Write the data out again in full, with no departure from the original.

Records contained in a dataset
————————
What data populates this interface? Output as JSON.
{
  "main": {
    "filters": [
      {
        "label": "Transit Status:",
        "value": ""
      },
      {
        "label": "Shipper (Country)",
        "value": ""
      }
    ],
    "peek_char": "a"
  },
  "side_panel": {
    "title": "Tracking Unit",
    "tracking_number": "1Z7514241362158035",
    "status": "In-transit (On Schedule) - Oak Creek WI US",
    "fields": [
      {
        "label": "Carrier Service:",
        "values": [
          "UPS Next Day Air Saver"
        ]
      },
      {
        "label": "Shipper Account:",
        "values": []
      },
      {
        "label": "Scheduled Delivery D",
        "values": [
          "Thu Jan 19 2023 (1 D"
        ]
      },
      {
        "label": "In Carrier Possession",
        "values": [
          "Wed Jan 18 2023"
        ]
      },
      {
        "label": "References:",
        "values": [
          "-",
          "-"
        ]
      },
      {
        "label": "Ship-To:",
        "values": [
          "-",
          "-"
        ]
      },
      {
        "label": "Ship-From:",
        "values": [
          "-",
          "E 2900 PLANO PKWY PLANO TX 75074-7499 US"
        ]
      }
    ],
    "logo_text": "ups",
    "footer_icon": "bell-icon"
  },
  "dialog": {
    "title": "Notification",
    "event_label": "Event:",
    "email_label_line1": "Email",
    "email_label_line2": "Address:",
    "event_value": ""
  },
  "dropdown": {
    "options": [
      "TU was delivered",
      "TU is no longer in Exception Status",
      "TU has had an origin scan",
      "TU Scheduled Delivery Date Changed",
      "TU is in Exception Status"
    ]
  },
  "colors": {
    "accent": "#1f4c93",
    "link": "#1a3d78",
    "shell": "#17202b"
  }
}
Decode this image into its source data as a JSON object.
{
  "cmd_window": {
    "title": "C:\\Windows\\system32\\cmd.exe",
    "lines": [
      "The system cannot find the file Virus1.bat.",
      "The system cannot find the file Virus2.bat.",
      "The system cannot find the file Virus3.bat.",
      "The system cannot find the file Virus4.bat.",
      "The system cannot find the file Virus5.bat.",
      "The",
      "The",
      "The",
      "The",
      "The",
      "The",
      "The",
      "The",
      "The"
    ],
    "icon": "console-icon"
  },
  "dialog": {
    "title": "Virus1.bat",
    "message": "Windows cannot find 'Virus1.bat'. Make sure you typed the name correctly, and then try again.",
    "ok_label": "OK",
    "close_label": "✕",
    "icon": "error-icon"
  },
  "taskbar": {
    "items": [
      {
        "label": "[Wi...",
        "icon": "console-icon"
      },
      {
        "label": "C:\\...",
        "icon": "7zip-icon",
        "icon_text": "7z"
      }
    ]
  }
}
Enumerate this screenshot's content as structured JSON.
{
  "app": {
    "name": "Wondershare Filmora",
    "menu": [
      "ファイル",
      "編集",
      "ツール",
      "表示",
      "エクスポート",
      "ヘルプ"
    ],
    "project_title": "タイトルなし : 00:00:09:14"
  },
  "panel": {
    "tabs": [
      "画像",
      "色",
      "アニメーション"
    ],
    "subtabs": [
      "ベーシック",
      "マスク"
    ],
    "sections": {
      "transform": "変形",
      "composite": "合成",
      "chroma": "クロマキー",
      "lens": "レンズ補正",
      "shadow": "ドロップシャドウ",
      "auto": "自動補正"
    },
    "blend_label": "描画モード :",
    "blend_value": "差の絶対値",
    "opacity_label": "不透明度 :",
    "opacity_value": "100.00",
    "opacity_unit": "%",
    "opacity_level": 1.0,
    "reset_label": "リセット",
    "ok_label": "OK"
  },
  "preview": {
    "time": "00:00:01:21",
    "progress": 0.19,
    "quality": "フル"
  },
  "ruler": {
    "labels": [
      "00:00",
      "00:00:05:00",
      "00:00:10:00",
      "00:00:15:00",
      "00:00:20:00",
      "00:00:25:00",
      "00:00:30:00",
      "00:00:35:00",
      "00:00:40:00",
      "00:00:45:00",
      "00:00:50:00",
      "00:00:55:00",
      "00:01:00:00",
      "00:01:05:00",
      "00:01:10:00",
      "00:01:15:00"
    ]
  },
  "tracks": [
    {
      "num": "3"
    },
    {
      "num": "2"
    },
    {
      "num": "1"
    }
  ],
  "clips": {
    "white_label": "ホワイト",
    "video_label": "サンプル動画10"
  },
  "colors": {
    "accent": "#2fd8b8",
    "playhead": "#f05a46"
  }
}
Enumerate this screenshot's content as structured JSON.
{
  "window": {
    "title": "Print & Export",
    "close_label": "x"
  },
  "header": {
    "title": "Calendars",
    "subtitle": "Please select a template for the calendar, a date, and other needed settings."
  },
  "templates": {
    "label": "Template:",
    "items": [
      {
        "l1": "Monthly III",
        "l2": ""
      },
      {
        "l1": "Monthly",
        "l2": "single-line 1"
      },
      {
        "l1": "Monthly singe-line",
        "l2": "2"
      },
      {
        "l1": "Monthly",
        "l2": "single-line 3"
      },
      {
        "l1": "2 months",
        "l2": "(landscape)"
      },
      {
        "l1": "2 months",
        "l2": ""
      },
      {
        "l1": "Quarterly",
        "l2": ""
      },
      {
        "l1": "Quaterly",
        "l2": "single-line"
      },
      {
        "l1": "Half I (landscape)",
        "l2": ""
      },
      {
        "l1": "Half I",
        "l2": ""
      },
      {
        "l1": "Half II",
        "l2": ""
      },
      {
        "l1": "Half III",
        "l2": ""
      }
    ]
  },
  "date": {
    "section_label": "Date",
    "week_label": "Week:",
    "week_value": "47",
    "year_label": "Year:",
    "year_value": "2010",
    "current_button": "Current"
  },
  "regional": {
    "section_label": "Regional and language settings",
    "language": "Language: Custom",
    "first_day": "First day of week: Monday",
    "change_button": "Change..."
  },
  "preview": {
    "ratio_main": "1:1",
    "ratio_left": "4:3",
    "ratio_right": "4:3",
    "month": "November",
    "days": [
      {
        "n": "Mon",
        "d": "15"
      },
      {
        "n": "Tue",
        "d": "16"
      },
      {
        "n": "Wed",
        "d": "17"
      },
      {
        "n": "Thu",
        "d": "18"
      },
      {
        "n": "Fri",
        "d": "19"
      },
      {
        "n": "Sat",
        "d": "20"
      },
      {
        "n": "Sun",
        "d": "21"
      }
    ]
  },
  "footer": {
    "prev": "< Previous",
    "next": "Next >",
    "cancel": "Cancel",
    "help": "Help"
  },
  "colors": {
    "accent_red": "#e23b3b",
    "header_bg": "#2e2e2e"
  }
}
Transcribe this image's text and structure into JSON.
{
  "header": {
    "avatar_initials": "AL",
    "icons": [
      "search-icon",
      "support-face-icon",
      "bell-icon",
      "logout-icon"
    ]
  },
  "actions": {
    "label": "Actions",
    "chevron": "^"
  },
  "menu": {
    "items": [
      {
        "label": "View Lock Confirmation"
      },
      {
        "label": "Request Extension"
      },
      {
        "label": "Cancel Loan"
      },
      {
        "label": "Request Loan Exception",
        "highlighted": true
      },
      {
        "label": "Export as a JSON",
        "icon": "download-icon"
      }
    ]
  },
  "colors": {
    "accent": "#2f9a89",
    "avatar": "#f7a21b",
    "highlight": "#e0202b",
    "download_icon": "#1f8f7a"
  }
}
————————
[ANSWER SECTION]:
What data populates this interface? Output as JSON.
{
  "main": {
    "filters": [
      {
        "label": "Transit Status:",
        "value": ""
      },
      {
        "label": "Shipper (Country)",
        "value": ""
      }
    ],
    "peek_char": "a"
  },
  "side_panel": {
    "title": "Tracking Unit",
    "tracking_number": "1Z7514241362158035",
    "status": "In-transit (On Schedule) - Oak Creek WI US",
    "fields": [
      {
        "label": "Carrier Service:",
        "values": [
          "UPS Next Day Air Saver"
        ]
      },
      {
        "label": "Shipper Account:",
        "values": []
      },
      {
        "label": "Scheduled Delivery D",
        "values": [
          "Thu Jan 19 2023 (1 D"
        ]
      },
      {
        "label": "In Carrier Possession",
        "values": [
          "Wed Jan 18 2023"
        ]
      },
      {
        "label": "References:",
        "values": [
          "-",
          "-"
        ]
      },
      {
        "label": "Ship-To:",
        "values": [
          "-",
          "-"
        ]
      },
      {
        "label": "Ship-From:",
        "values": [
          "-",
          "E 2900 PLANO PKWY PLANO TX 75074-7499 US"
        ]
      }
    ],
    "logo_text": "ups",
    "footer_icon": "bell-icon"
  },
  "dialog": {
    "title": "Notification",
    "event_label": "Event:",
    "email_label_line1": "Email",
    "email_label_line2": "Address:",
    "event_value": ""
  },
  "dropdown": {
    "options": [
      "TU was delivered",
      "TU is no longer in Exception Status",
      "TU has had an origin scan",
      "TU Scheduled Delivery Date Changed",
      "TU is in Exception Status"
    ]
  },
  "colors": {
    "accent": "#1f4c93",
    "link": "#1a3d78",
    "shell": "#17202b"
  }
}
Decode this image into its source data as a JSON object.
{
  "cmd_window": {
    "title": "C:\\Windows\\system32\\cmd.exe",
    "lines": [
      "The system cannot find the file Virus1.bat.",
      "The system cannot find the file Virus2.bat.",
      "The system cannot find the file Virus3.bat.",
      "The system cannot find the file Virus4.bat.",
      "The system cannot find the file Virus5.bat.",
      "The",
      "The",
      "The",
      "The",
      "The",
      "The",
      "The",
      "The",
      "The"
    ],
    "icon": "console-icon"
  },
  "dialog": {
    "title": "Virus1.bat",
    "message": "Windows cannot find 'Virus1.bat'. Make sure you typed the name correctly, and then try again.",
    "ok_label": "OK",
    "close_label": "✕",
    "icon": "error-icon"
  },
  "taskbar": {
    "items": [
      {
        "label": "[Wi...",
        "icon": "console-icon"
      },
      {
        "label": "C:\\...",
        "icon": "7zip-icon",
        "icon_text": "7z"
      }
    ]
  }
}
Enumerate this screenshot's content as structured JSON.
{
  "app": {
    "name": "Wondershare Filmora",
    "menu": [
      "ファイル",
      "編集",
      "ツール",
      "表示",
      "エクスポート",
      "ヘルプ"
    ],
    "project_title": "タイトルなし : 00:00:09:14"
  },
  "panel": {
    "tabs": [
      "画像",
      "色",
      "アニメーション"
    ],
    "subtabs": [
      "ベーシック",
      "マスク"
    ],
    "sections": {
      "transform": "変形",
      "composite": "合成",
      "chroma": "クロマキー",
      "lens": "レンズ補正",
      "shadow": "ドロップシャドウ",
      "auto": "自動補正"
    },
    "blend_label": "描画モード :",
    "blend_value": "差の絶対値",
    "opacity_label": "不透明度 :",
    "opacity_value": "100.00",
    "opacity_unit": "%",
    "opacity_level": 1.0,
    "reset_label": "リセット",
    "ok_label": "OK"
  },
  "preview": {
    "time": "00:00:01:21",
    "progress": 0.19,
    "quality": "フル"
  },
  "ruler": {
    "labels": [
      "00:00",
      "00:00:05:00",
      "00:00:10:00",
      "00:00:15:00",
      "00:00:20:00",
      "00:00:25:00",
      "00:00:30:00",
      "00:00:35:00",
      "00:00:40:00",
      "00:00:45:00",
      "00:00:50:00",
      "00:00:55:00",
      "00:01:00:00",
      "00:01:05:00",
      "00:01:10:00",
      "00:01:15:00"
    ]
  },
  "tracks": [
    {
      "num": "3"
    },
    {
      "num": "2"
    },
    {
      "num": "1"
    }
  ],
  "clips": {
    "white_label": "ホワイト",
    "video_label": "サンプル動画10"
  },
  "colors": {
    "accent": "#2fd8b8",
    "playhead": "#f05a46"
  }
}
Enumerate this screenshot's content as structured JSON.
{
  "window": {
    "title": "Print & Export",
    "close_label": "x"
  },
  "header": {
    "title": "Calendars",
    "subtitle": "Please select a template for the calendar, a date, and other needed settings."
  },
  "templates": {
    "label": "Template:",
    "items": [
      {
        "l1": "Monthly III",
        "l2": ""
      },
      {
        "l1": "Monthly",
        "l2": "single-line 1"
      },
      {
        "l1": "Monthly singe-line",
        "l2": "2"
      },
      {
        "l1": "Monthly",
        "l2": "single-line 3"
      },
      {
        "l1": "2 months",
        "l2": "(landscape)"
      },
      {
        "l1": "2 months",
        "l2": ""
      },
      {
        "l1": "Quarterly",
        "l2": ""
      },
      {
        "l1": "Quaterly",
        "l2": "single-line"
      },
      {
        "l1": "Half I (landscape)",
        "l2": ""
      },
      {
        "l1": "Half I",
        "l2": ""
      },
      {
        "l1": "Half II",
        "l2": ""
      },
      {
        "l1": "Half III",
        "l2": ""
      }
    ]
  },
  "date": {
    "section_label": "Date",
    "week_label": "Week:",
    "week_value": "47",
    "year_label": "Year:",
    "year_value": "2010",
    "current_button": "Current"
  },
  "regional": {
    "section_label": "Regional and language settings",
    "language": "Language: Custom",
    "first_day": "First day of week: Monday",
    "change_button": "Change..."
  },
  "preview": {
    "ratio_main": "1:1",
    "ratio_left": "4:3",
    "ratio_right": "4:3",
    "month": "November",
    "days": [
      {
        "n": "Mon",
        "d": "15"
      },
      {
        "n": "Tue",
        "d": "16"
      },
      {
        "n": "Wed",
        "d": "17"
      },
      {
        "n": "Thu",
        "d": "18"
      },
      {
        "n": "Fri",
        "d": "19"
      },
      {
        "n": "Sat",
        "d": "20"
      },
      {
        "n": "Sun",
        "d": "21"
      }
    ]
  },
  "footer": {
    "prev": "< Previous",
    "next": "Next >",
    "cancel": "Cancel",
    "help": "Help"
  },
  "colors": {
    "accent_red": "#e23b3b",
    "header_bg": "#2e2e2e"
  }
}
Transcribe this image's text and structure into JSON.
{
  "header": {
    "avatar_initials": "AL",
    "icons": [
      "search-icon",
      "support-face-icon",
      "bell-icon",
      "logout-icon"
    ]
  },
  "actions": {
    "label": "Actions",
    "chevron": "^"
  },
  "menu": {
    "items": [
      {
        "label": "View Lock Confirmation"
      },
      {
        "label": "Request Extension"
      },
      {
        "label": "Cancel Loan"
      },
      {
        "label": "Request Loan Exception",
        "highlighted": true
      },
      {
        "label": "Export as a JSON",
        "icon": "download-icon"
      }
    ]
  },
  "colors": {
    "accent": "#2f9a89",
    "avatar": "#f7a21b",
    "highlight": "#e0202b",
    "download_icon": "#1f8f7a"
  }
}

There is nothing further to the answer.